You must be joking. Recent Canons have been garbage in terms of image quality.
monopod
I wouldn't say garbage, but it's true that Canon appears to be determined to put out yesterday's tech and for some time now. Both Nikon and Canon now finally see Sony as a legitimate threat so it'll be very interesting to see what their responses are in the next 12 months.
Sony, because you can use just about any lens made by anyone with the right adapter. The Sony is by far an easier camera to handle as it's quite a bit smaller. As far as battery life, extra batteries are cheap.
bugeyed
Sure you can use lenses with an adapter, but AF often suffers. Also raw conversion can be a little weird when you mix brands. Its really only worth doing if you already own an extensive locker of Canon L series, Leica or Nikkor.
Nikon for it's sensor and ecosystem. Sony body is lighter, lenses are heavier so it's a wash. There are more lenses for Nikon.
FJamming
probably worth noting the d850's sensor is made by sony :D

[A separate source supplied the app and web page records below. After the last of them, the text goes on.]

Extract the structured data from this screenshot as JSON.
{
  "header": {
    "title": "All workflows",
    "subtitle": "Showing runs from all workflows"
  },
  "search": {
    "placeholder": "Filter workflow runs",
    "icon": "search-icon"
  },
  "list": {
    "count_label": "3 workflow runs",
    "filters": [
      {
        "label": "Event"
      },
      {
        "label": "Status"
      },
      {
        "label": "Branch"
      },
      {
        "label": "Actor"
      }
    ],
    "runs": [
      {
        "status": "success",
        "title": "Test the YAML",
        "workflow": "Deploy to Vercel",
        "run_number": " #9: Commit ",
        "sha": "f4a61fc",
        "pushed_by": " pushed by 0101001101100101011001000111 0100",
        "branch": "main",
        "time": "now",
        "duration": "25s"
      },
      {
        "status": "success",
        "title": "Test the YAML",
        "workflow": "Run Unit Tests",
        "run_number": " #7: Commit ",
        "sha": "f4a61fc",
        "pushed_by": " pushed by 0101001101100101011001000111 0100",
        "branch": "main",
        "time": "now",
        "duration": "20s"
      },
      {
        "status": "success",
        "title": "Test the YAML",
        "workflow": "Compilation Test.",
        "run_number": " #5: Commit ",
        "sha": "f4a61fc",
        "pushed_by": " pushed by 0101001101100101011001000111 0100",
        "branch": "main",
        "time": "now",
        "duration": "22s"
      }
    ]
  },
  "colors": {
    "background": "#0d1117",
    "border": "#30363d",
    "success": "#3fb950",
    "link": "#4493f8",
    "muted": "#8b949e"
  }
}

Sony, it's lighter more compact and if its the A7RIII I believe the battery life isn't bad and overall is a great camera.
Nikon D850 or Sony A7RIII (I have both). But NOT Sony A7II or A7RII(get rid of it as soon as III came out). IMHO, prior to mark III Sony A7 models have too many bugs, low battery life and sub par to Nikon D750(upgraded to D850).

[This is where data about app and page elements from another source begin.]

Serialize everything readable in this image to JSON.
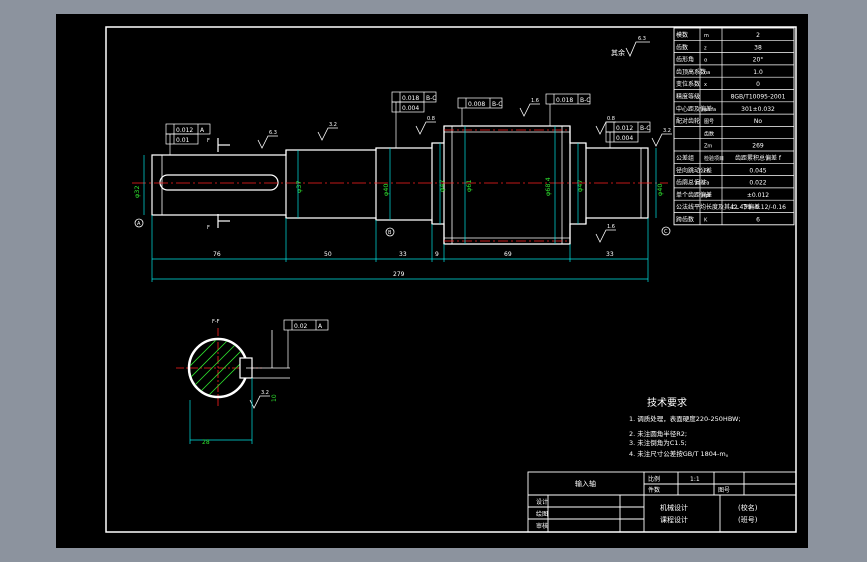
{
  "colors": {
    "background": "#8c939e",
    "sheet": "#000000",
    "outline": "#ffffff",
    "center_line": "#ff2020",
    "dimension": "#00e5e5",
    "green_dim": "#2ee02e",
    "annotation": "#ffff00"
  },
  "surface_symbol": {
    "label": "其余",
    "value": "6.3"
  },
  "params_table": [
    {
      "name": "模数",
      "sym": "m",
      "value": "2"
    },
    {
      "name": "齿数",
      "sym": "z",
      "value": "38"
    },
    {
      "name": "齿形角",
      "sym": "α",
      "value": "20°"
    },
    {
      "name": "齿顶高系数",
      "sym": "ha",
      "value": "1.0"
    },
    {
      "name": "变位系数",
      "sym": "x",
      "value": "0"
    },
    {
      "name": "精度等级",
      "sym": "",
      "value": "8GB/T10095-2001"
    },
    {
      "name": "中心距及偏差",
      "sym": "a±fa",
      "value": "301±0.032"
    },
    {
      "name": "配对齿轮",
      "sym": "图号",
      "value": "No"
    },
    {
      "name": "",
      "sym": "齿数",
      "value": ""
    },
    {
      "name": "",
      "sym": "Zm",
      "value": "269"
    },
    {
      "name": "公差组",
      "sym": "检验项目",
      "value": "齿距累积总偏差 f"
    },
    {
      "name": "径向跳动公差",
      "sym": "Fr",
      "value": "0.045"
    },
    {
      "name": "齿廓总偏差",
      "sym": "Fa",
      "value": "0.022"
    },
    {
      "name": "单个齿距偏差",
      "sym": "fpt",
      "value": "±0.012"
    },
    {
      "name": "公法线平均长度及其上、下偏差",
      "sym": "",
      "value": "42.439 -0.12/-0.16"
    },
    {
      "name": "跨齿数",
      "sym": "K",
      "value": "6"
    }
  ],
  "dimensions": {
    "d76": "76",
    "d50": "50",
    "d33a": "33",
    "d9": "9",
    "d69": "69",
    "d33b": "33",
    "total": "279",
    "dia1": "φ32",
    "dia2": "φ37",
    "dia3": "φ40",
    "dia4": "φ47",
    "dia5": "φ61",
    "dia6": "φ68.4",
    "dia7": "φ47",
    "dia8": "φ40",
    "key_depth": "28",
    "key_width": "10"
  },
  "tolerances": {
    "t1": "0.012",
    "t1_ref": "A",
    "t2": "0.01",
    "t3": "0.018",
    "t3_ref": "B-C",
    "t4": "0.004",
    "t5": "0.008",
    "t5_ref": "B-C",
    "t6": "0.018",
    "t6_ref": "B-C",
    "t7": "0.012",
    "t7_ref": "B-C",
    "t8": "0.004",
    "t9": "0.02",
    "t9_ref": "A"
  },
  "roughness": [
    "6.3",
    "3.2",
    "0.8",
    "1.6",
    "0.8",
    "3.2",
    "1.6",
    "3.2"
  ],
  "section_label": "F-F",
  "datum_labels": [
    "A",
    "B",
    "C"
  ],
  "tech_requirements": {
    "title": "技术要求",
    "items": [
      "1. 调质处理，表面硬度220-250HBW;",
      "2. 未注圆角半径R2;",
      "3. 未注倒角为C1.5;",
      "4. 未注尺寸公差按GB/T 1804-m。"
    ]
  },
  "title_block": {
    "part_name": "输入轴",
    "scale_label": "比例",
    "scale_value": "1:1",
    "material_label": "件数",
    "sheet_label": "图号",
    "designer": "设计",
    "drafter": "绘图",
    "checker": "审核",
    "course1": "机械设计",
    "course2": "课程设计",
    "school": "(校名)",
    "class": "(班号)"
  }
}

PawPawDog
agreed, a lot of old information being regurgitated around here, the 3rd gen alphas put everything else to bed with the exception of the D850, which is more or less on par w/ the sonys (hint: it has a Sony sensor). If you do your due diligence and aren't locked into an existing ecosystem, Sony comes out on top pretty cleanly. It's weird because nothing has been so clear-cut for years, but here we are. Of course, Canon has finally decided to stop resting on its veteran laurels and build a decent mirrorless system, so we'll see what they come up with in the near future.
5D Mk iv